The median income for a household in the county was $33,000, and the median income for a family was $42,022. Males had a median income of $25,610 versus $18,333 for females. The per capita income for the county was $17,016. About 10.70% of families and 16.10% of the population were below the poverty line, including 24.50% of those under age 18 and 12.70% of those age 65 or over.
Wallace has long been one of the most overwhelmingly Republican of all the state's counties. Only two Democratic presidential nominees have ever won Wallace County – Woodrow Wilson in 1916 and Franklin D. Roosevelt in 1932. Since 1944 only three Democratic presidential candidates have won 31 percent of Wallace County's vote – Harry S. Truman in 1948, Lyndon Johnson in 1964 and Jimmy Carter in 1976 – whilst since 1980 only Michael Dukakis during the drought-affected 1988 election has obtained so much as seventeen percent for the Democratic Party. Indeed, in the 2016 election Hillary Clinton recorded less than six percent of the county's vote, whilst the last six Republican nominees have all exceeded 80 percent. In the 2012, 2016, and 2020 elections, Wallace was the only county in Kansas to give over 90% of the vote to the Republican nominee, namely Mitt Romney followed by Donald Trump.
Although the Kansas Constitution was amended in 1986 to allow the sale of alcoholic liquor by the individual drink with the approval of voters, Wallace County has remained a prohibition, or "dry", county, one of only three such counties remaining in the state.
Unified school districts
Wallace County is divided into four townships. None of the cities within the county are considered governmentally independent, and all figures for the townships include those of the cities. In the following table, the population center is the largest city (or cities) included in that township's population total, if it is of a significant size.
/km2 (/sq mi)
km2 (sq mi)
km2 (sq mi)
|Water %||Geographic coordinates|
|Harrison||30450||85||0 (1)||210 (81)||0 (0)||0%|
|Sharon Springs||64400||Sharon Springs||1,096||1 (3)||885 (342)||0 (0)||0%|
|Wallace||74775||Wallace||175||0 (1)||488 (188)||0 (0)||0.01%|
|Weskan||76700||Weskan||393||1 (1)||784 (303)||0 (0)||0.01%|

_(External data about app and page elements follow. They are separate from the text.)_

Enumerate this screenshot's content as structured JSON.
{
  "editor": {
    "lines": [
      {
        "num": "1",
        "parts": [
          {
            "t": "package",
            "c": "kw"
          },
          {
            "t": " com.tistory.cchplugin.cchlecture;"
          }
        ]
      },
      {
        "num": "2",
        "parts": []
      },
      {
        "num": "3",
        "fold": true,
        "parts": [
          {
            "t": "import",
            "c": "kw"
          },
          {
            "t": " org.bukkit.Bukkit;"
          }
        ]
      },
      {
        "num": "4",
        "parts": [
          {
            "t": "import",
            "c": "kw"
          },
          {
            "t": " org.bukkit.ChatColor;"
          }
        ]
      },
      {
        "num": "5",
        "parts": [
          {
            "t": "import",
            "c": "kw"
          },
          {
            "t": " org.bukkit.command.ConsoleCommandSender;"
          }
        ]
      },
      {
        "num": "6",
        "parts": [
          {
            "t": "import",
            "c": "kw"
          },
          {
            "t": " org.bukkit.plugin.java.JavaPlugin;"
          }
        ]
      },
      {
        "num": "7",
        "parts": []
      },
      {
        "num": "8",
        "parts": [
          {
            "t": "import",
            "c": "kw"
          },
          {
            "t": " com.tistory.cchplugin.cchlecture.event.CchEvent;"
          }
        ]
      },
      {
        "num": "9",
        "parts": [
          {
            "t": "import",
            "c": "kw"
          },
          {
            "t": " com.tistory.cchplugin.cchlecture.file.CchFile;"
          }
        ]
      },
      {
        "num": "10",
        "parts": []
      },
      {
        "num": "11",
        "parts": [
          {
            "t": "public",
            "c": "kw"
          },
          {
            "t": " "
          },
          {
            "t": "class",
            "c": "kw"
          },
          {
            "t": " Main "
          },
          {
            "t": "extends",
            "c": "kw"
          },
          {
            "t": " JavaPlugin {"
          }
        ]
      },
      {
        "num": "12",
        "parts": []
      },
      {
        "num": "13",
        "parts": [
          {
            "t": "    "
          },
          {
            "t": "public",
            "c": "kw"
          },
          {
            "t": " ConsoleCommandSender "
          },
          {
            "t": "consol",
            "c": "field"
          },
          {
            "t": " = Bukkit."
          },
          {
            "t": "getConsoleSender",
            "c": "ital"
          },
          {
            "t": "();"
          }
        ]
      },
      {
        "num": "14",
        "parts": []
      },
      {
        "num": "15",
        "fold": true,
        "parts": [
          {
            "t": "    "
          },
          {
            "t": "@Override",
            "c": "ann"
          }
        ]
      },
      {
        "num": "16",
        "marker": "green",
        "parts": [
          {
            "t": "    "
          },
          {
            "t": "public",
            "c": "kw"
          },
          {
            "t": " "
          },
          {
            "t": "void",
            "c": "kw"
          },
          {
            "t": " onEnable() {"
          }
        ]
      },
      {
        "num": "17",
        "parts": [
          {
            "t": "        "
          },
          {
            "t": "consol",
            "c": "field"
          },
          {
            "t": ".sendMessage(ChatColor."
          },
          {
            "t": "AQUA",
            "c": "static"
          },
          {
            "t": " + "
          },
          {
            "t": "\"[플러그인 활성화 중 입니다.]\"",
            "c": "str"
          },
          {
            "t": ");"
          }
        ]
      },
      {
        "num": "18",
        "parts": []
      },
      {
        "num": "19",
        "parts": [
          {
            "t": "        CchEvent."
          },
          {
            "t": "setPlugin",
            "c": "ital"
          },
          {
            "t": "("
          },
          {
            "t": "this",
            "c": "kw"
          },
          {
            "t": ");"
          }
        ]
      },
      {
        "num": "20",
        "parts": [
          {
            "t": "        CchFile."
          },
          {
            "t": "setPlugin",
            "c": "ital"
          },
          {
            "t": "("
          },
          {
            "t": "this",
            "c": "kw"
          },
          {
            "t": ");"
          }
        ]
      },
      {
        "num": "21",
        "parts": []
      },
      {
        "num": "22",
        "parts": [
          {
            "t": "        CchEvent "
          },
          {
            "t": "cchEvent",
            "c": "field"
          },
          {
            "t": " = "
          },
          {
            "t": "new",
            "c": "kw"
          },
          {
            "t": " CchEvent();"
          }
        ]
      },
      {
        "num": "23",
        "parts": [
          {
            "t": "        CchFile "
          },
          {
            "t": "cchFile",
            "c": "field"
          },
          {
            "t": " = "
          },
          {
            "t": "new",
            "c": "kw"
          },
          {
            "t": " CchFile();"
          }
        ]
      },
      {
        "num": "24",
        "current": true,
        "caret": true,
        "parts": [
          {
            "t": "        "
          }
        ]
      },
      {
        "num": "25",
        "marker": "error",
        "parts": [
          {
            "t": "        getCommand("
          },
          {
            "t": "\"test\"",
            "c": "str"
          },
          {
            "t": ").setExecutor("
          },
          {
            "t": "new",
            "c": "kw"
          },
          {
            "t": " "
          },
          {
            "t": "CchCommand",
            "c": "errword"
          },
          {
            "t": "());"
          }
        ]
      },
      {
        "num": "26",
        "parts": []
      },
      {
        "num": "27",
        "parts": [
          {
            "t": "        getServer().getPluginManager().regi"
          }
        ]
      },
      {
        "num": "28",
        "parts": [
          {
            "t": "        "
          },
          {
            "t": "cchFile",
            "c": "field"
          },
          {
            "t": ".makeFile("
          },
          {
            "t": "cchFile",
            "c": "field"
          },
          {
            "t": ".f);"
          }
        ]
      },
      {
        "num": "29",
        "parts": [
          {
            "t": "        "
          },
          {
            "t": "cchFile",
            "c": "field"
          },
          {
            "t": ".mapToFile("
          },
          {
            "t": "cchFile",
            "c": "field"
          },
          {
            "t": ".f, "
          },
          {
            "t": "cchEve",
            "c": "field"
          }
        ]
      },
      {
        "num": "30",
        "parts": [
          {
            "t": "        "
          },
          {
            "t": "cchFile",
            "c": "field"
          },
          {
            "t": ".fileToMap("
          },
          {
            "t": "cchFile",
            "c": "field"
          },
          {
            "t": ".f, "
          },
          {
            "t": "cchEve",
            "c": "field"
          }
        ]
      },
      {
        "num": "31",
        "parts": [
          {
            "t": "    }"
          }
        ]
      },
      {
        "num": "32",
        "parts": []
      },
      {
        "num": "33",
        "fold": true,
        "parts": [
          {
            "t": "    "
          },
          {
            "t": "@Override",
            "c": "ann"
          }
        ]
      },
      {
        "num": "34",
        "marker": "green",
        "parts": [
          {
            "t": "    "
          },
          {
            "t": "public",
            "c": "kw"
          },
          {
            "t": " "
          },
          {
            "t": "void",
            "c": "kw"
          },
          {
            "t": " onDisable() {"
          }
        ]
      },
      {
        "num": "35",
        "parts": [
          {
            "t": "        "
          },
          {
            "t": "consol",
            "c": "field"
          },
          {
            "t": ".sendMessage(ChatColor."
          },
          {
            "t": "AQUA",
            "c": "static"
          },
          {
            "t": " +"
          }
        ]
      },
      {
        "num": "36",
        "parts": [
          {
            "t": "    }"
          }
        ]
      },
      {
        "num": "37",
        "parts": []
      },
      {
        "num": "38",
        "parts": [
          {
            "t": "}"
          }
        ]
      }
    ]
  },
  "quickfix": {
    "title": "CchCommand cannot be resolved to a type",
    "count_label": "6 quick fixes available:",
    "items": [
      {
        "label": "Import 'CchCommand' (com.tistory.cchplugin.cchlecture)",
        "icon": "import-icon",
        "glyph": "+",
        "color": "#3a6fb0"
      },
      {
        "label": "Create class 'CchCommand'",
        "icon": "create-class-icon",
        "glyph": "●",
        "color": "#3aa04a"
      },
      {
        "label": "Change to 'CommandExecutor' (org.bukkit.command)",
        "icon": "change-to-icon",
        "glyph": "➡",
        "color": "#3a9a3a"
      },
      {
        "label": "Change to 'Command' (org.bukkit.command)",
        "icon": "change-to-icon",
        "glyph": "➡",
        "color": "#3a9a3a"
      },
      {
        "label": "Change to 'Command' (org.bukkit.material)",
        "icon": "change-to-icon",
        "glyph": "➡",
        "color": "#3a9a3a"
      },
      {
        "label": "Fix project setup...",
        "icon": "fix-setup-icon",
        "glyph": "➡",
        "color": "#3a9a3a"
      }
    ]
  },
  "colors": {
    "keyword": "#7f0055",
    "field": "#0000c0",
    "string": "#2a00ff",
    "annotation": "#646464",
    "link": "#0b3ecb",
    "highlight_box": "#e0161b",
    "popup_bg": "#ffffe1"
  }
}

- "Find a County". National Association of Counties. Retrieved 2011-06-07.
- "State & County QuickFacts". United States Census Bureau. Retrieved July 29, 2014.
- "US Gazetteer files: 2010, 2000, and 1990". United States Census Bureau. 2011-02-12. Retrieved 2011-04-23.

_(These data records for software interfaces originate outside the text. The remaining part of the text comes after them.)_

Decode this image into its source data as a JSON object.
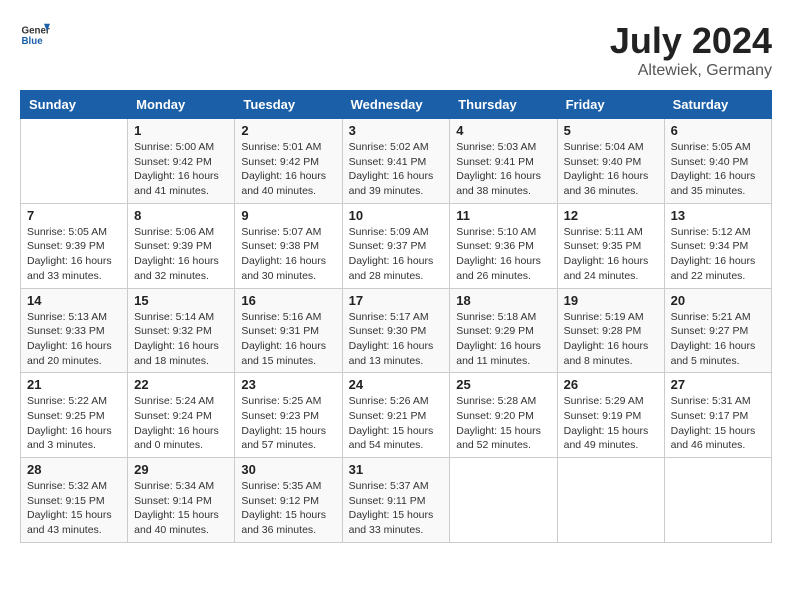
{
  "header": {
    "logo": {
      "general": "General",
      "blue": "Blue"
    },
    "title": "July 2024",
    "location": "Altewiek, Germany"
  },
  "days_of_week": [
    "Sunday",
    "Monday",
    "Tuesday",
    "Wednesday",
    "Thursday",
    "Friday",
    "Saturday"
  ],
  "weeks": [
    [
      {
        "day": "",
        "info": ""
      },
      {
        "day": "1",
        "info": "Sunrise: 5:00 AM\nSunset: 9:42 PM\nDaylight: 16 hours\nand 41 minutes."
      },
      {
        "day": "2",
        "info": "Sunrise: 5:01 AM\nSunset: 9:42 PM\nDaylight: 16 hours\nand 40 minutes."
      },
      {
        "day": "3",
        "info": "Sunrise: 5:02 AM\nSunset: 9:41 PM\nDaylight: 16 hours\nand 39 minutes."
      },
      {
        "day": "4",
        "info": "Sunrise: 5:03 AM\nSunset: 9:41 PM\nDaylight: 16 hours\nand 38 minutes."
      },
      {
        "day": "5",
        "info": "Sunrise: 5:04 AM\nSunset: 9:40 PM\nDaylight: 16 hours\nand 36 minutes."
      },
      {
        "day": "6",
        "info": "Sunrise: 5:05 AM\nSunset: 9:40 PM\nDaylight: 16 hours\nand 35 minutes."
      }
    ],
    [
      {
        "day": "7",
        "info": "Sunrise: 5:05 AM\nSunset: 9:39 PM\nDaylight: 16 hours\nand 33 minutes."
      },
      {
        "day": "8",
        "info": "Sunrise: 5:06 AM\nSunset: 9:39 PM\nDaylight: 16 hours\nand 32 minutes."
      },
      {
        "day": "9",
        "info": "Sunrise: 5:07 AM\nSunset: 9:38 PM\nDaylight: 16 hours\nand 30 minutes."
      },
      {
        "day": "10",
        "info": "Sunrise: 5:09 AM\nSunset: 9:37 PM\nDaylight: 16 hours\nand 28 minutes."
      },
      {
        "day": "11",
        "info": "Sunrise: 5:10 AM\nSunset: 9:36 PM\nDaylight: 16 hours\nand 26 minutes."
      },
      {
        "day": "12",
        "info": "Sunrise: 5:11 AM\nSunset: 9:35 PM\nDaylight: 16 hours\nand 24 minutes."
      },
      {
        "day": "13",
        "info": "Sunrise: 5:12 AM\nSunset: 9:34 PM\nDaylight: 16 hours\nand 22 minutes."
      }
    ],
    [
      {
        "day": "14",
        "info": "Sunrise: 5:13 AM\nSunset: 9:33 PM\nDaylight: 16 hours\nand 20 minutes."
      },
      {
        "day": "15",
        "info": "Sunrise: 5:14 AM\nSunset: 9:32 PM\nDaylight: 16 hours\nand 18 minutes."
      },
      {
        "day": "16",
        "info": "Sunrise: 5:16 AM\nSunset: 9:31 PM\nDaylight: 16 hours\nand 15 minutes."
      },
      {
        "day": "17",
        "info": "Sunrise: 5:17 AM\nSunset: 9:30 PM\nDaylight: 16 hours\nand 13 minutes."
      },
      {
        "day": "18",
        "info": "Sunrise: 5:18 AM\nSunset: 9:29 PM\nDaylight: 16 hours\nand 11 minutes."
      },
      {
        "day": "19",
        "info": "Sunrise: 5:19 AM\nSunset: 9:28 PM\nDaylight: 16 hours\nand 8 minutes."
      },
      {
        "day": "20",
        "info": "Sunrise: 5:21 AM\nSunset: 9:27 PM\nDaylight: 16 hours\nand 5 minutes."
      }
    ],
    [
      {
        "day": "21",
        "info": "Sunrise: 5:22 AM\nSunset: 9:25 PM\nDaylight: 16 hours\nand 3 minutes."
      },
      {
        "day": "22",
        "info": "Sunrise: 5:24 AM\nSunset: 9:24 PM\nDaylight: 16 hours\nand 0 minutes."
      },
      {
        "day": "23",
        "info": "Sunrise: 5:25 AM\nSunset: 9:23 PM\nDaylight: 15 hours\nand 57 minutes."
      },
      {
        "day": "24",
        "info": "Sunrise: 5:26 AM\nSunset: 9:21 PM\nDaylight: 15 hours\nand 54 minutes."
      },
      {
        "day": "25",
        "info": "Sunrise: 5:28 AM\nSunset: 9:20 PM\nDaylight: 15 hours\nand 52 minutes."
      },
      {
        "day": "26",
        "info": "Sunrise: 5:29 AM\nSunset: 9:19 PM\nDaylight: 15 hours\nand 49 minutes."
      },
      {
        "day": "27",
        "info": "Sunrise: 5:31 AM\nSunset: 9:17 PM\nDaylight: 15 hours\nand 46 minutes."
      }
    ],
    [
      {
        "day": "28",
        "info": "Sunrise: 5:32 AM\nSunset: 9:15 PM\nDaylight: 15 hours\nand 43 minutes."
      },
      {
        "day": "29",
        "info": "Sunrise: 5:34 AM\nSunset: 9:14 PM\nDaylight: 15 hours\nand 40 minutes."
      },
      {
        "day": "30",
        "info": "Sunrise: 5:35 AM\nSunset: 9:12 PM\nDaylight: 15 hours\nand 36 minutes."
      },
      {
        "day": "31",
        "info": "Sunrise: 5:37 AM\nSunset: 9:11 PM\nDaylight: 15 hours\nand 33 minutes."
      },
      {
        "day": "",
        "info": ""
      },
      {
        "day": "",
        "info": ""
      },
      {
        "day": "",
        "info": ""
      }
    ]
  ]
}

- "Population and Housing Unit Estimates". Retrieved November 29, 2019.
- "U.S. Decennial Census". United States Census Bureau. Retrieved July 29, 2014.

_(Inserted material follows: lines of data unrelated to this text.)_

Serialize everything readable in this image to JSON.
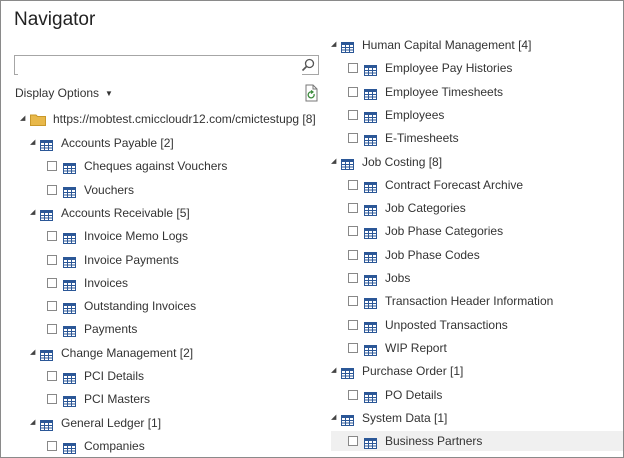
{
  "navigator": {
    "title": "Navigator",
    "search_value": "",
    "display_options_label": "Display Options"
  },
  "tree": {
    "root": {
      "label": "https://mobtest.cmiccloudr12.com/cmictestupg [8]"
    },
    "left": [
      {
        "label": "Accounts Payable [2]",
        "items": [
          "Cheques against Vouchers",
          "Vouchers"
        ]
      },
      {
        "label": "Accounts Receivable [5]",
        "items": [
          "Invoice Memo Logs",
          "Invoice Payments",
          "Invoices",
          "Outstanding Invoices",
          "Payments"
        ]
      },
      {
        "label": "Change Management [2]",
        "items": [
          "PCI Details",
          "PCI Masters"
        ]
      },
      {
        "label": "General Ledger [1]",
        "items": [
          "Companies"
        ]
      }
    ],
    "right": [
      {
        "label": "Human Capital Management [4]",
        "items": [
          "Employee Pay Histories",
          "Employee Timesheets",
          "Employees",
          "E-Timesheets"
        ]
      },
      {
        "label": "Job Costing [8]",
        "items": [
          "Contract Forecast Archive",
          "Job Categories",
          "Job Phase Categories",
          "Job Phase Codes",
          "Jobs",
          "Transaction Header Information",
          "Unposted Transactions",
          "WIP Report"
        ]
      },
      {
        "label": "Purchase Order [1]",
        "items": [
          "PO Details"
        ]
      },
      {
        "label": "System Data [1]",
        "items": [
          "Business Partners"
        ],
        "highlighted": true
      }
    ]
  }
}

- "Historical Census Browser". University of Virginia Library. Retrieved July 29, 2014.
- "Population of Counties by Decennial Census: 1900 to 1990". United States Census Bureau. Retrieved July 29, 2014.
- "Census 2000 PHC-T-4. Ranking Tables for Counties: 1990 and 2000" (PDF). United States Census Bureau. Retrieved July 29, 2014.
- "U.S. Census website". United States Census Bureau. Retrieved 2008-01-31.
- "Map of Wet and Dry Counties" (PDF). Kansas Department of Revenue Alcoholic Beverage Control. December 30, 2019. Archived (PDF) from the original on November 4, 2020. Retrieved November 4, 2020.
- Standard Atlas of Wallace County, Kansas; Geo. A. Ogle & Co; 42 pages; 1908.
|Wikimedia Commons has media related to Wallace County, Kansas.|
- Wallace County Maps: Current, Historic, KDOT
- Kansas Highway Maps: Current, Historic, KDOT
- Kansas Railroad Maps: Current, 1996, 1915, KDOT and Kansas Historical Society